Data for analysis -
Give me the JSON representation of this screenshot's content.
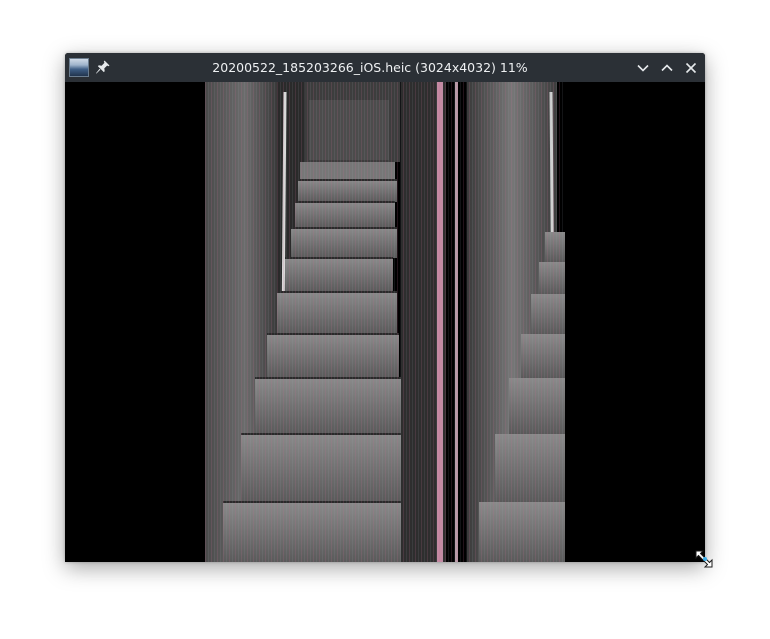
{
  "window": {
    "title": "20200522_185203266_iOS.heic (3024x4032) 11%",
    "app_icon": "image-viewer-thumbnail-icon",
    "buttons": {
      "pin": "pin-icon",
      "minimize": "chevron-down-icon",
      "maximize": "chevron-up-icon",
      "close": "close-icon"
    },
    "titlebar_color": "#2b3036",
    "background_color": "#000000"
  },
  "image": {
    "description_icon": "photo-of-staircase",
    "accent_colors": [
      "#c56b8f",
      "#6e6e6e"
    ]
  },
  "cursor": {
    "icon": "resize-diagonal-cursor-icon"
  }
}
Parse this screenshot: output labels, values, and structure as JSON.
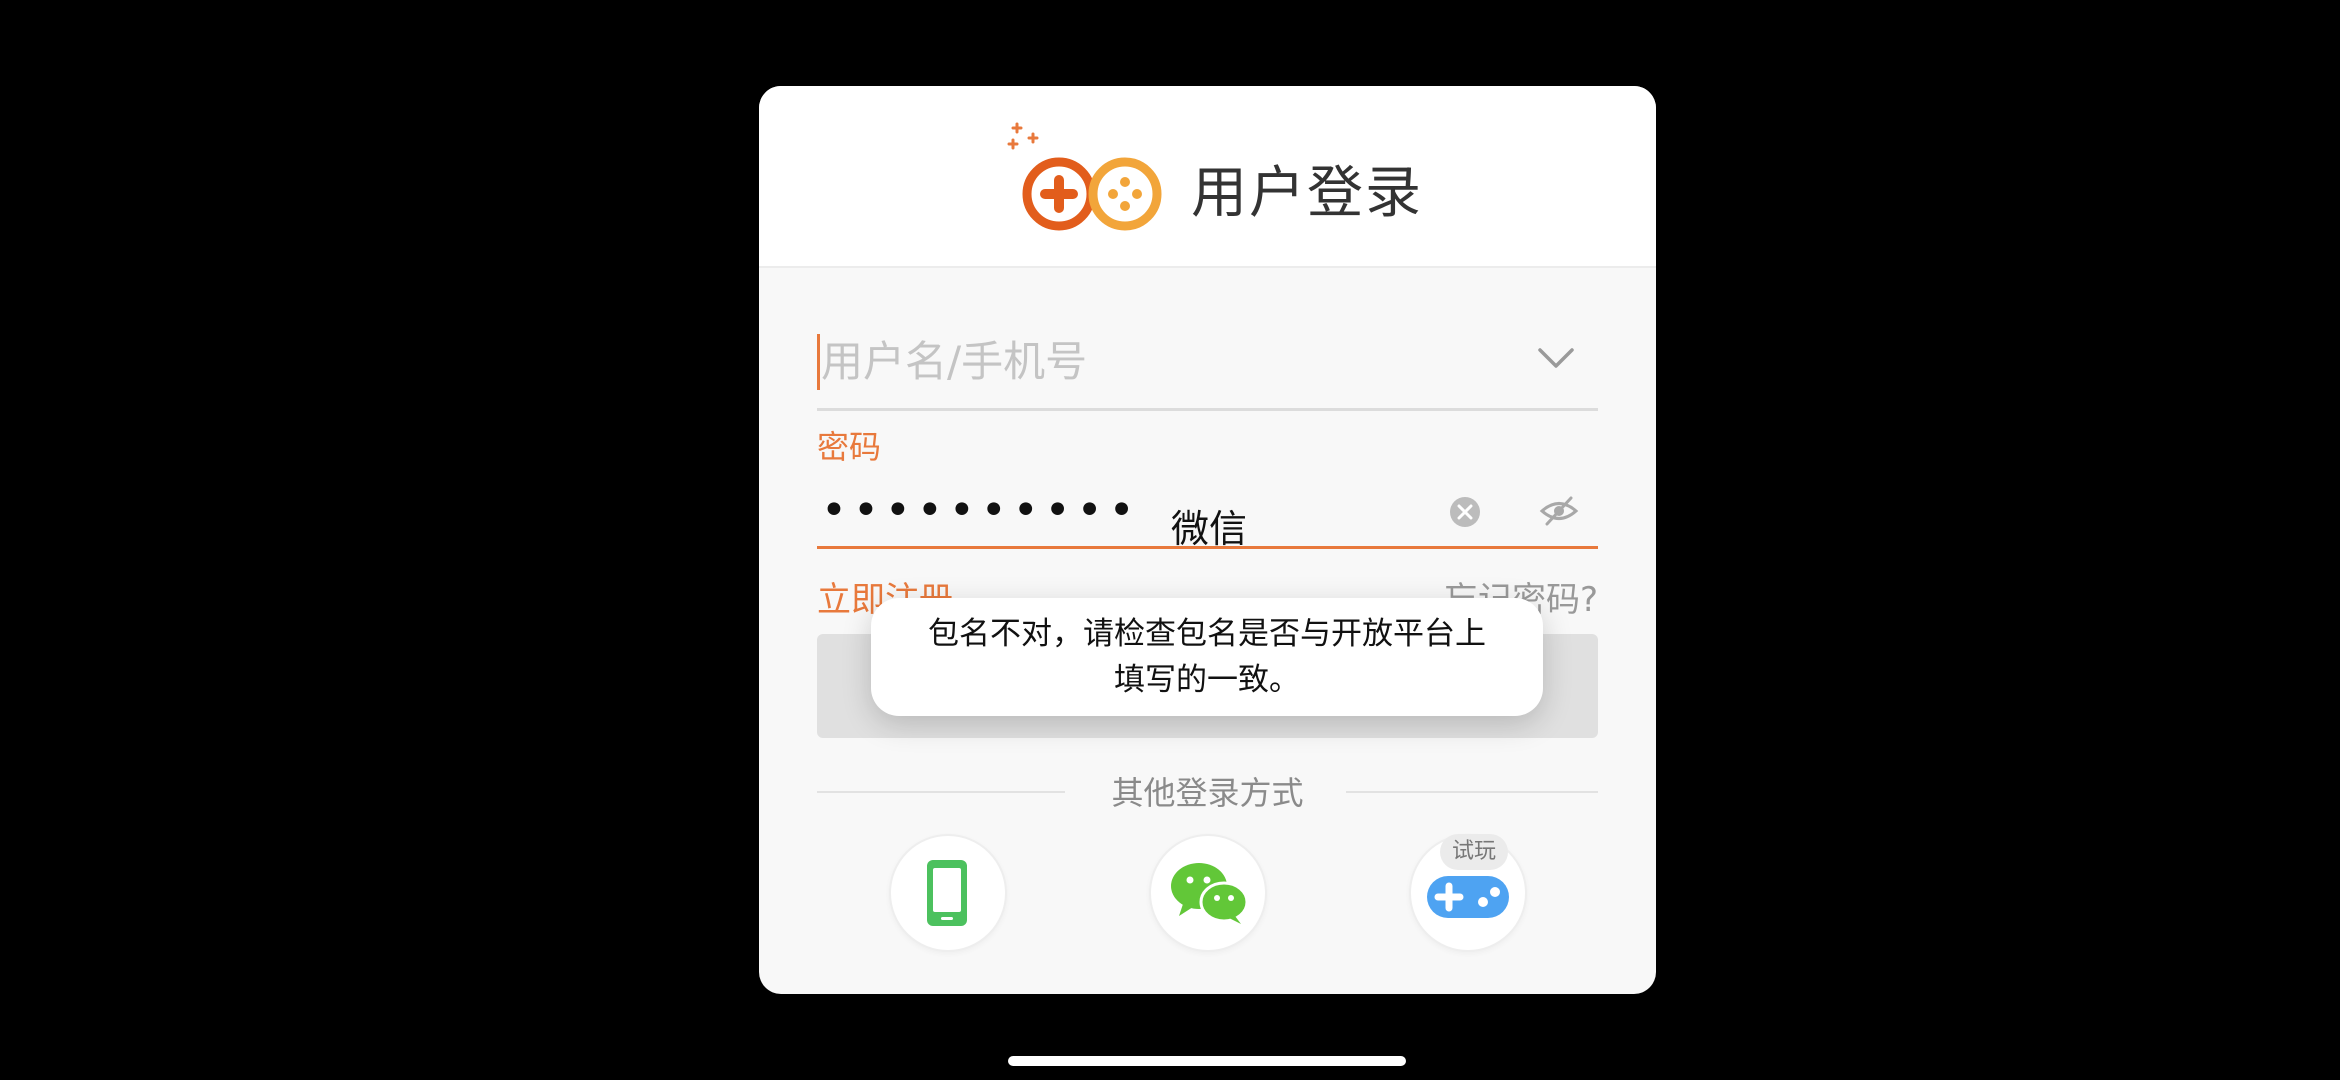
{
  "header": {
    "title": "用户登录",
    "logo_icon": "gamepad-plus-logo-icon"
  },
  "form": {
    "username_placeholder": "用户名/手机号",
    "username_value": "",
    "password_label": "密码",
    "password_masked": "••••••••••",
    "register_link": "立即注册",
    "forgot_link": "忘记密码?",
    "login_button_label": ""
  },
  "overlay": {
    "app_label": "微信"
  },
  "other_login": {
    "label": "其他登录方式",
    "methods": [
      {
        "name": "phone",
        "icon": "phone-icon"
      },
      {
        "name": "wechat",
        "icon": "wechat-icon"
      },
      {
        "name": "trial",
        "icon": "gamepad-icon",
        "badge": "试玩"
      }
    ]
  },
  "toast": {
    "line1": "包名不对，请检查包名是否与开放平台上",
    "line2": "填写的一致。"
  },
  "colors": {
    "accent": "#e8793c",
    "phone_green": "#4cc15e",
    "wechat_green": "#62c738",
    "trial_blue": "#4ea3f2"
  }
}
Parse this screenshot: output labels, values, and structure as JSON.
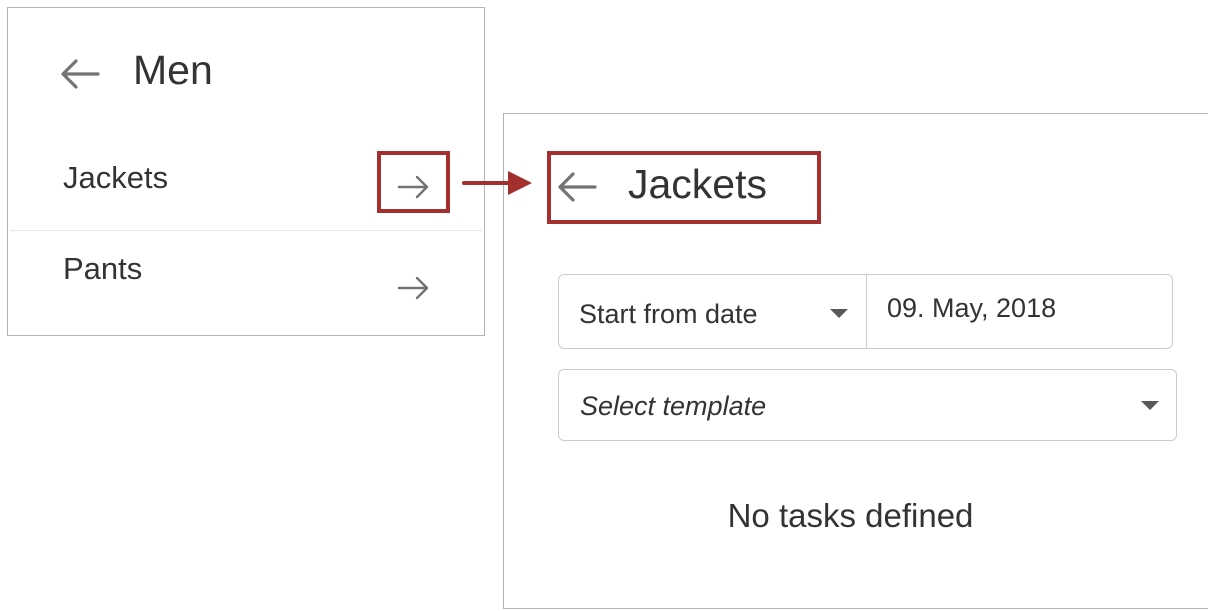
{
  "left_panel": {
    "title": "Men",
    "back_icon": "arrow-left-icon",
    "items": [
      {
        "label": "Jackets",
        "icon": "arrow-right-icon"
      },
      {
        "label": "Pants",
        "icon": "arrow-right-icon"
      }
    ]
  },
  "right_panel": {
    "title": "Jackets",
    "back_icon": "arrow-left-icon",
    "date_mode": {
      "selected": "Start from date",
      "icon": "caret-down-icon"
    },
    "date_value": "09. May, 2018",
    "template": {
      "placeholder": "Select template",
      "icon": "caret-down-icon"
    },
    "empty_message": "No tasks defined"
  },
  "annotation": {
    "highlight_color": "#a32f2f",
    "connector_icon": "arrow-right-icon"
  },
  "colors": {
    "text": "#333333",
    "border": "#b3b3b3",
    "input_border": "#cccccc",
    "icon": "#737373"
  }
}
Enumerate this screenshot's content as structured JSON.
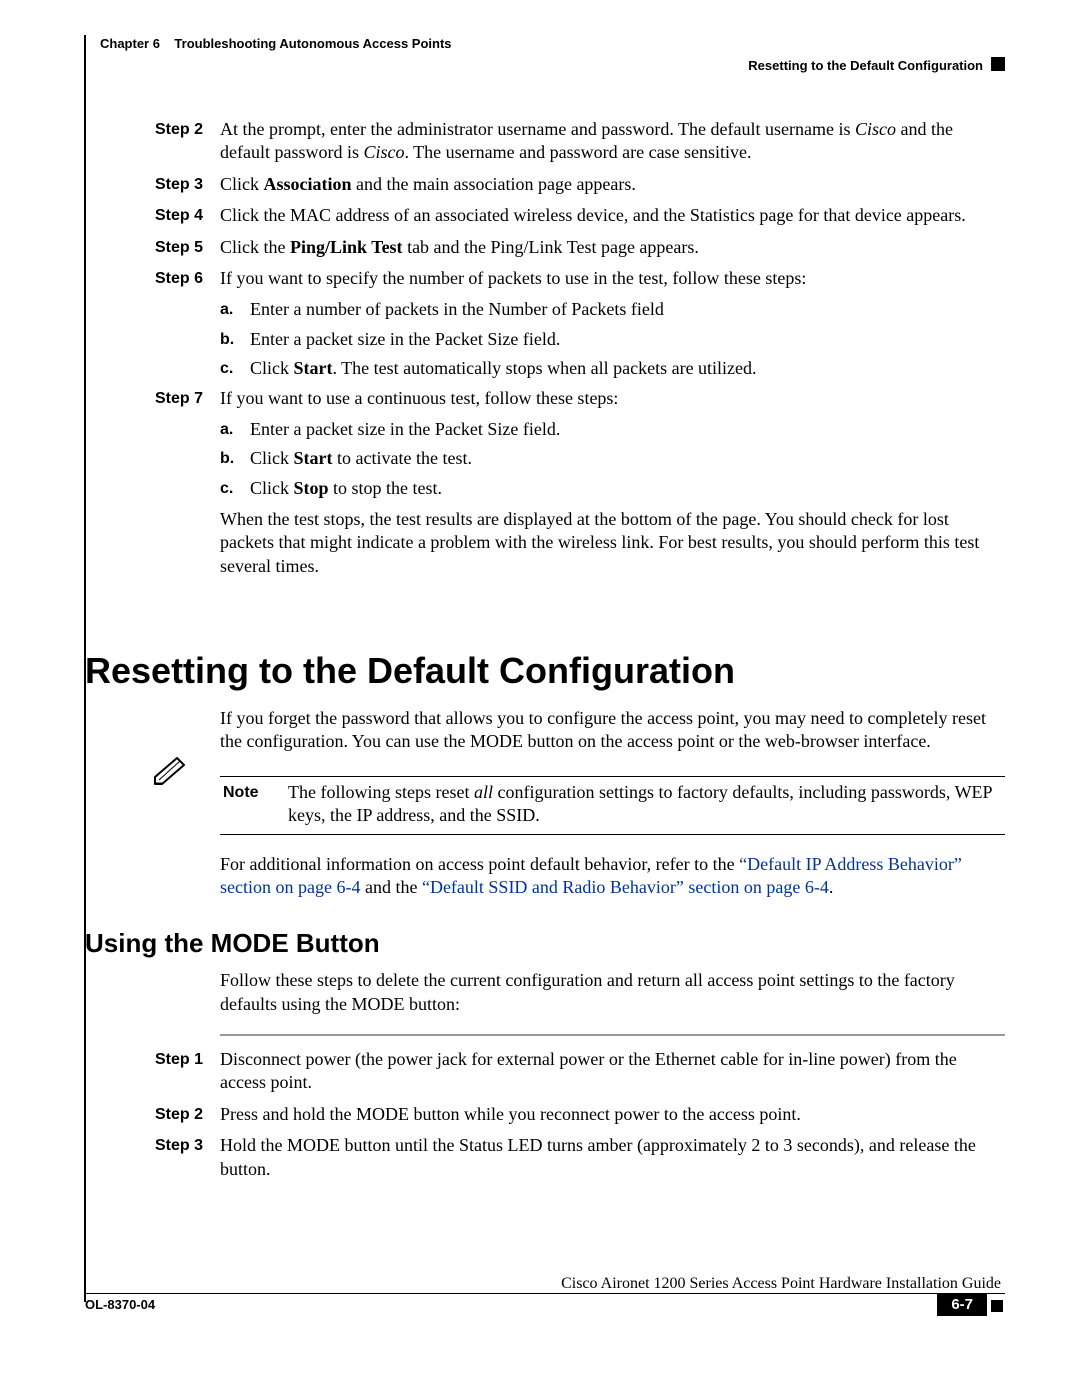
{
  "header": {
    "chapter_label": "Chapter 6",
    "chapter_title": "Troubleshooting Autonomous Access Points",
    "section_title": "Resetting to the Default Configuration"
  },
  "steps_a": [
    {
      "label": "Step 2",
      "body_pre": "At the prompt, enter the administrator username and password. The default username is ",
      "body_em1": "Cisco",
      "body_mid": " and the default password is ",
      "body_em2": "Cisco",
      "body_post": ". The username and password are case sensitive."
    },
    {
      "label": "Step 3",
      "body_pre": "Click ",
      "body_b1": "Association",
      "body_post": " and the main association page appears."
    },
    {
      "label": "Step 4",
      "body_plain": "Click the MAC address of an associated wireless device, and the Statistics page for that device appears."
    },
    {
      "label": "Step 5",
      "body_pre": "Click the ",
      "body_b1": "Ping/Link Test",
      "body_post": " tab and the Ping/Link Test page appears."
    },
    {
      "label": "Step 6",
      "body_plain": "If you want to specify the number of packets to use in the test, follow these steps:"
    }
  ],
  "sub_6": [
    {
      "letter": "a.",
      "text_plain": "Enter a number of packets in the Number of Packets field"
    },
    {
      "letter": "b.",
      "text_plain": "Enter a packet size in the Packet Size field."
    },
    {
      "letter": "c.",
      "text_pre": "Click ",
      "text_b1": "Start",
      "text_post": ". The test automatically stops when all packets are utilized."
    }
  ],
  "step7": {
    "label": "Step 7",
    "body_plain": "If you want to use a continuous test, follow these steps:"
  },
  "sub_7": [
    {
      "letter": "a.",
      "text_plain": "Enter a packet size in the Packet Size field."
    },
    {
      "letter": "b.",
      "text_pre": "Click ",
      "text_b1": "Start",
      "text_post": " to activate the test."
    },
    {
      "letter": "c.",
      "text_pre": "Click ",
      "text_b1": "Stop",
      "text_post": " to stop the test."
    }
  ],
  "para_after7": "When the test stops, the test results are displayed at the bottom of the page. You should check for lost packets that might indicate a problem with the wireless link. For best results, you should perform this test several times.",
  "h1": "Resetting to the Default Configuration",
  "h1_intro": "If you forget the password that allows you to configure the access point, you may need to completely reset the configuration. You can use the MODE button on the access point or the web-browser interface.",
  "note": {
    "label": "Note",
    "text_pre": "The following steps reset ",
    "text_em": "all",
    "text_post": " configuration settings to factory defaults, including passwords, WEP keys, the IP address, and the SSID."
  },
  "xref": {
    "pre": "For additional information on access point default behavior, refer to the ",
    "link1": "“Default IP Address Behavior” section on page 6-4",
    "mid": " and the ",
    "link2": "“Default SSID and Radio Behavior” section on page 6-4",
    "post": "."
  },
  "h2": "Using the MODE Button",
  "h2_intro": "Follow these steps to delete the current configuration and return all access point settings to the factory defaults using the MODE button:",
  "steps_b": [
    {
      "label": "Step 1",
      "body_plain": "Disconnect power (the power jack for external power or the Ethernet cable for in-line power) from the access point."
    },
    {
      "label": "Step 2",
      "body_plain": "Press and hold the MODE button while you reconnect power to the access point."
    },
    {
      "label": "Step 3",
      "body_plain": "Hold the MODE button until the Status LED turns amber (approximately 2 to 3 seconds), and release the button."
    }
  ],
  "footer": {
    "guide": "Cisco Aironet 1200 Series Access Point Hardware Installation Guide",
    "doc_id": "OL-8370-04",
    "page": "6-7"
  }
}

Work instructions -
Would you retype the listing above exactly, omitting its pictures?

Reply -
Give me the JSON representation of this screenshot's content.
{
  "window": {
    "title": "20200522_185203266_iOS.heic (3024x4032) 11%",
    "app_icon": "image-viewer-thumbnail-icon",
    "buttons": {
      "pin": "pin-icon",
      "minimize": "chevron-down-icon",
      "maximize": "chevron-up-icon",
      "close": "close-icon"
    },
    "titlebar_color": "#2b3036",
    "background_color": "#000000"
  },
  "image": {
    "description_icon": "photo-of-staircase",
    "accent_colors": [
      "#c56b8f",
      "#6e6e6e"
    ]
  },
  "cursor": {
    "icon": "resize-diagonal-cursor-icon"
  }
}
Parse this screenshot: output labels, values, and structure as JSON.
{
  "header": {
    "title": "用户登录",
    "logo_icon": "gamepad-plus-logo-icon"
  },
  "form": {
    "username_placeholder": "用户名/手机号",
    "username_value": "",
    "password_label": "密码",
    "password_masked": "••••••••••",
    "register_link": "立即注册",
    "forgot_link": "忘记密码?",
    "login_button_label": ""
  },
  "overlay": {
    "app_label": "微信"
  },
  "other_login": {
    "label": "其他登录方式",
    "methods": [
      {
        "name": "phone",
        "icon": "phone-icon"
      },
      {
        "name": "wechat",
        "icon": "wechat-icon"
      },
      {
        "name": "trial",
        "icon": "gamepad-icon",
        "badge": "试玩"
      }
    ]
  },
  "toast": {
    "line1": "包名不对，请检查包名是否与开放平台上",
    "line2": "填写的一致。"
  },
  "colors": {
    "accent": "#e8793c",
    "phone_green": "#4cc15e",
    "wechat_green": "#62c738",
    "trial_blue": "#4ea3f2"
  }
}
Parse this screenshot: output labels, values, and structure as JSON.
{
  "left_panel": {
    "title": "Men",
    "back_icon": "arrow-left-icon",
    "items": [
      {
        "label": "Jackets",
        "icon": "arrow-right-icon"
      },
      {
        "label": "Pants",
        "icon": "arrow-right-icon"
      }
    ]
  },
  "right_panel": {
    "title": "Jackets",
    "back_icon": "arrow-left-icon",
    "date_mode": {
      "selected": "Start from date",
      "icon": "caret-down-icon"
    },
    "date_value": "09. May, 2018",
    "template": {
      "placeholder": "Select template",
      "icon": "caret-down-icon"
    },
    "empty_message": "No tasks defined"
  },
  "annotation": {
    "highlight_color": "#a32f2f",
    "connector_icon": "arrow-right-icon"
  },
  "colors": {
    "text": "#333333",
    "border": "#b3b3b3",
    "input_border": "#cccccc",
    "icon": "#737373"
  }
}
Enumerate this screenshot's content as structured JSON.
{
  "header": {
    "chapter_label": "Chapter 6",
    "chapter_title": "Troubleshooting Autonomous Access Points",
    "section_title": "Resetting to the Default Configuration"
  },
  "steps_a": [
    {
      "label": "Step 2",
      "body_pre": "At the prompt, enter the administrator username and password. The default username is ",
      "body_em1": "Cisco",
      "body_mid": " and the default password is ",
      "body_em2": "Cisco",
      "body_post": ". The username and password are case sensitive."
    },
    {
      "label": "Step 3",
      "body_pre": "Click ",
      "body_b1": "Association",
      "body_post": " and the main association page appears."
    },
    {
      "label": "Step 4",
      "body_plain": "Click the MAC address of an associated wireless device, and the Statistics page for that device appears."
    },
    {
      "label": "Step 5",
      "body_pre": "Click the ",
      "body_b1": "Ping/Link Test",
      "body_post": " tab and the Ping/Link Test page appears."
    },
    {
      "label": "Step 6",
      "body_plain": "If you want to specify the number of packets to use in the test, follow these steps:"
    }
  ],
  "sub_6": [
    {
      "letter": "a.",
      "text_plain": "Enter a number of packets in the Number of Packets field"
    },
    {
      "letter": "b.",
      "text_plain": "Enter a packet size in the Packet Size field."
    },
    {
      "letter": "c.",
      "text_pre": "Click ",
      "text_b1": "Start",
      "text_post": ". The test automatically stops when all packets are utilized."
    }
  ],
  "step7": {
    "label": "Step 7",
    "body_plain": "If you want to use a continuous test, follow these steps:"
  },
  "sub_7": [
    {
      "letter": "a.",
      "text_plain": "Enter a packet size in the Packet Size field."
    },
    {
      "letter": "b.",
      "text_pre": "Click ",
      "text_b1": "Start",
      "text_post": " to activate the test."
    },
    {
      "letter": "c.",
      "text_pre": "Click ",
      "text_b1": "Stop",
      "text_post": " to stop the test."
    }
  ],
  "para_after7": "When the test stops, the test results are displayed at the bottom of the page. You should check for lost packets that might indicate a problem with the wireless link. For best results, you should perform this test several times.",
  "h1": "Resetting to the Default Configuration",
  "h1_intro": "If you forget the password that allows you to configure the access point, you may need to completely reset the configuration. You can use the MODE button on the access point or the web-browser interface.",
  "note": {
    "label": "Note",
    "text_pre": "The following steps reset ",
    "text_em": "all",
    "text_post": " configuration settings to factory defaults, including passwords, WEP keys, the IP address, and the SSID."
  },
  "xref": {
    "pre": "For additional information on access point default behavior, refer to the ",
    "link1": "“Default IP Address Behavior” section on page 6-4",
    "mid": " and the ",
    "link2": "“Default SSID and Radio Behavior” section on page 6-4",
    "post": "."
  },
  "h2": "Using the MODE Button",
  "h2_intro": "Follow these steps to delete the current configuration and return all access point settings to the factory defaults using the MODE button:",
  "steps_b": [
    {
      "label": "Step 1",
      "body_plain": "Disconnect power (the power jack for external power or the Ethernet cable for in-line power) from the access point."
    },
    {
      "label": "Step 2",
      "body_plain": "Press and hold the MODE button while you reconnect power to the access point."
    },
    {
      "label": "Step 3",
      "body_plain": "Hold the MODE button until the Status LED turns amber (approximately 2 to 3 seconds), and release the button."
    }
  ],
  "footer": {
    "guide": "Cisco Aironet 1200 Series Access Point Hardware Installation Guide",
    "doc_id": "OL-8370-04",
    "page": "6-7"
  }
}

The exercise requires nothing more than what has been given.